MILAN — The coronavirus outbreak and a weak economic outlook could trigger a fall of more than 15 percent in car sales in Italy this year, industry association UNRAE said, calling on Rome for support.
Without “timely and robust” measures, Italy’s car market risks losing about 300,000 registrations this year from around 1.92 million in 2019, when sales were up 0.3 percent, UNRAE said in a statement on Friday.
The automotive industry accounts for around 10 percent of Italy’s GDP, the group said.
UNRAE General Manager Andrea Cardinali said that based on January and February market trends, before the coronavirus emergency broke, the group’s research center estimated a market drop of around 7 percent this year, or 135,000 registrations.

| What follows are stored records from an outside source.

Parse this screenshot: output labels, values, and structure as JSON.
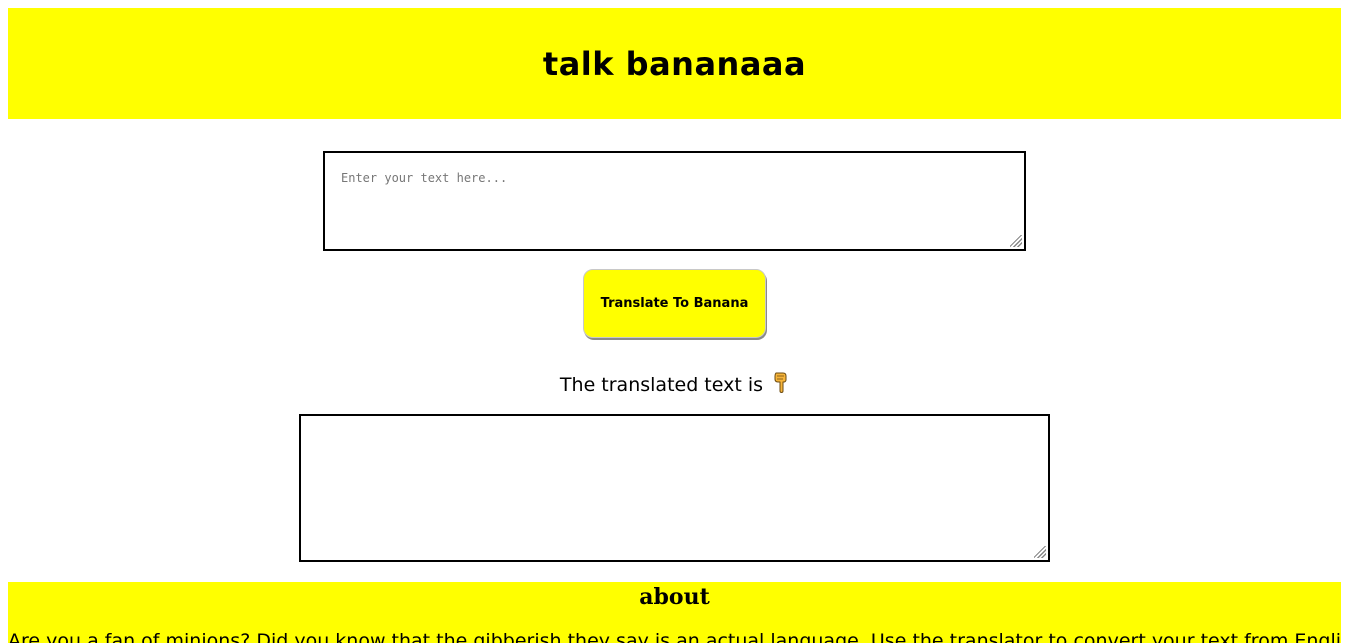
{
  "header": {
    "title": "talk bananaaa"
  },
  "input": {
    "placeholder": "Enter your text here...",
    "value": ""
  },
  "translate_button": {
    "label": "Translate To Banana"
  },
  "output": {
    "label": "The translated text is",
    "label_icon": "backhand-index-pointing-down-icon",
    "value": ""
  },
  "about": {
    "heading": "about",
    "text": "Are you a fan of minions? Did you know that the gibberish they say is an actual language. Use the translator to convert your text from English to"
  },
  "colors": {
    "accent": "#ffff00",
    "border": "#000000",
    "background": "#ffffff"
  }
}
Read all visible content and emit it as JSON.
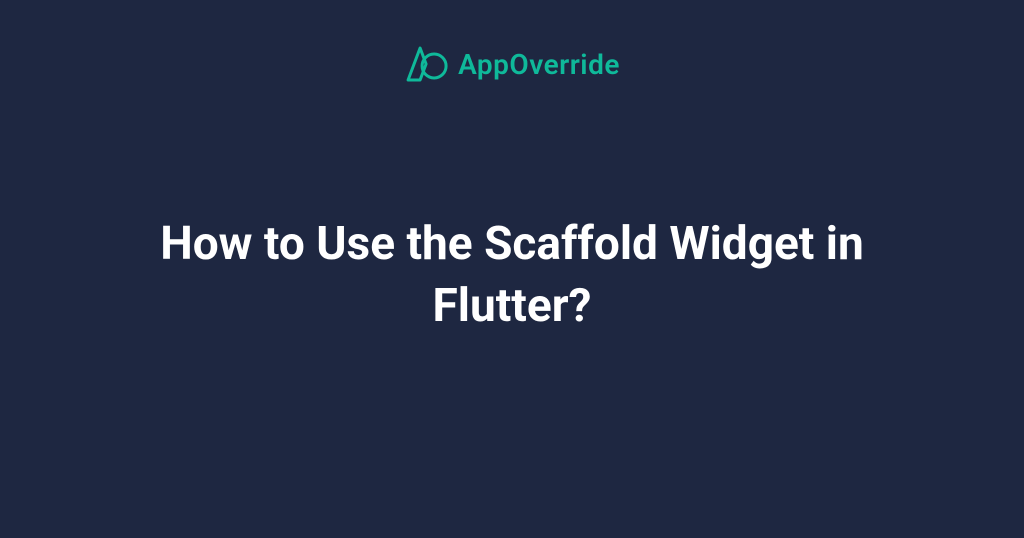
{
  "brand": {
    "name": "AppOverride",
    "colors": {
      "background": "#1e2741",
      "accent": "#0fb99a",
      "text": "#ffffff"
    }
  },
  "title": "How to Use the Scaffold Widget in Flutter?"
}
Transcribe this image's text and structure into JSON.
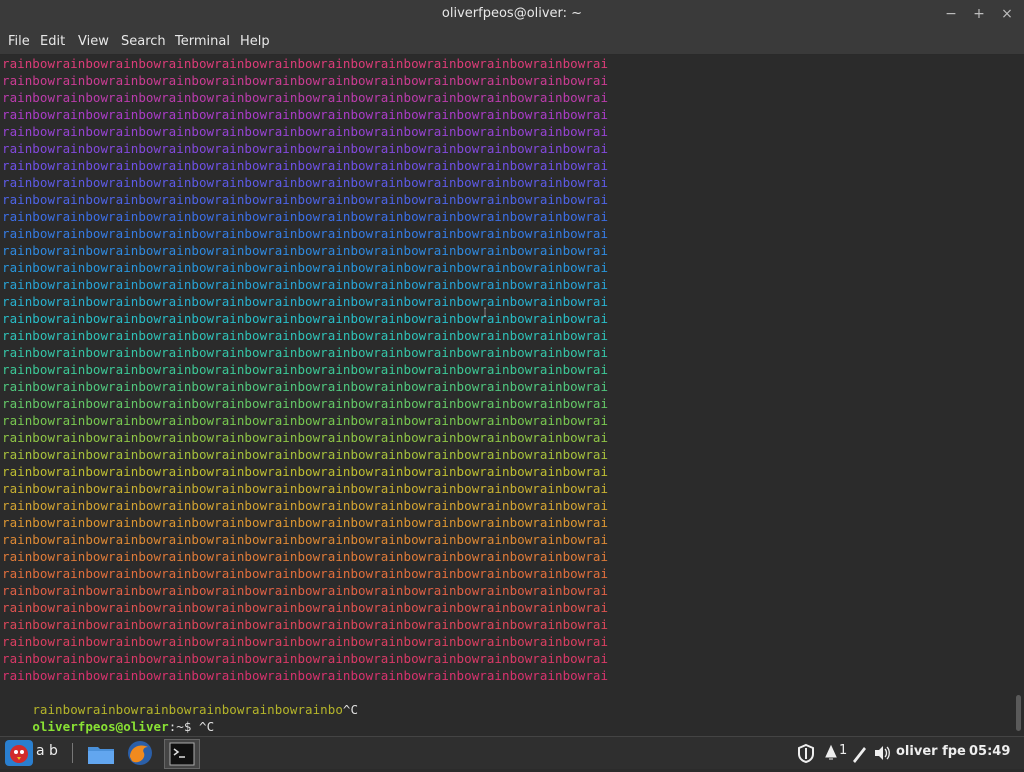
{
  "window": {
    "title": "oliverfpeos@oliver: ~",
    "minimize_glyph": "−",
    "maximize_glyph": "+",
    "close_glyph": "×"
  },
  "menu": [
    "File",
    "Edit",
    "View",
    "Search",
    "Terminal",
    "Help"
  ],
  "terminal": {
    "rainbow_line": "rainbowrainbowrainbowrainbowrainbowrainbowrainbowrainbowrainbowrainbowrainbowrai",
    "rainbow_line_count": 37,
    "partial_line": "rainbowrainbowrainbowrainbowrainbowrainbo",
    "interrupt": "^C",
    "prompt_user": "oliverfpeos@oliver",
    "prompt_path": ":~$",
    "command_1": " ^C",
    "command_2": " ",
    "colors": {
      "prompt_user": "#8ae234",
      "partial_line": "#b5b52a"
    }
  },
  "taskbar": {
    "app_label": "a b",
    "clock": "05:49",
    "user": "oliver fpe",
    "notifications_count": "1",
    "icons": [
      "menu-bird-icon",
      "files-icon",
      "firefox-icon",
      "terminal-icon",
      "shield-icon",
      "notification-icon",
      "pen-icon",
      "volume-icon"
    ]
  }
}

“If we add the virus impact we could more than double that, to 300,000,” he said.
UNRAE, which represents foreign automakers, said that environmental incentives that the government introduced a year ago on low-emission vehicles covered less than 2 percent of the Italian market.
Cardinali said government funds to support car purchases amounted to just 70 million euros ($79 million) this year. “That’s far too little,” he said.
The death toll from the virus outbreak in Italy, Europe’s worst-hit country, rose to 148 on Thursday, while contagion cases rose above 3,800.
The Italian government has imposed draconian measures to try to contain the virus. Shortly after the contagion first came to light on Feb. 20, the government imposed a quarantine on two areas — one encompassing 10 Lombardy towns southeast of Milan, and another, smaller red zone in the region of Veneto to the east.
Inhabitants are blocked inside the affected towns and police prevent any outsiders from entering.
The government has said it would double the money pledged to help the economy cope with the impact of the virus.
On Friday, the statistics bureau, ISTAT, said Italy’s economic outlook was already negative in February, before the country was hit by the virus which has heavily disrupted the economy, especially the tourist sector.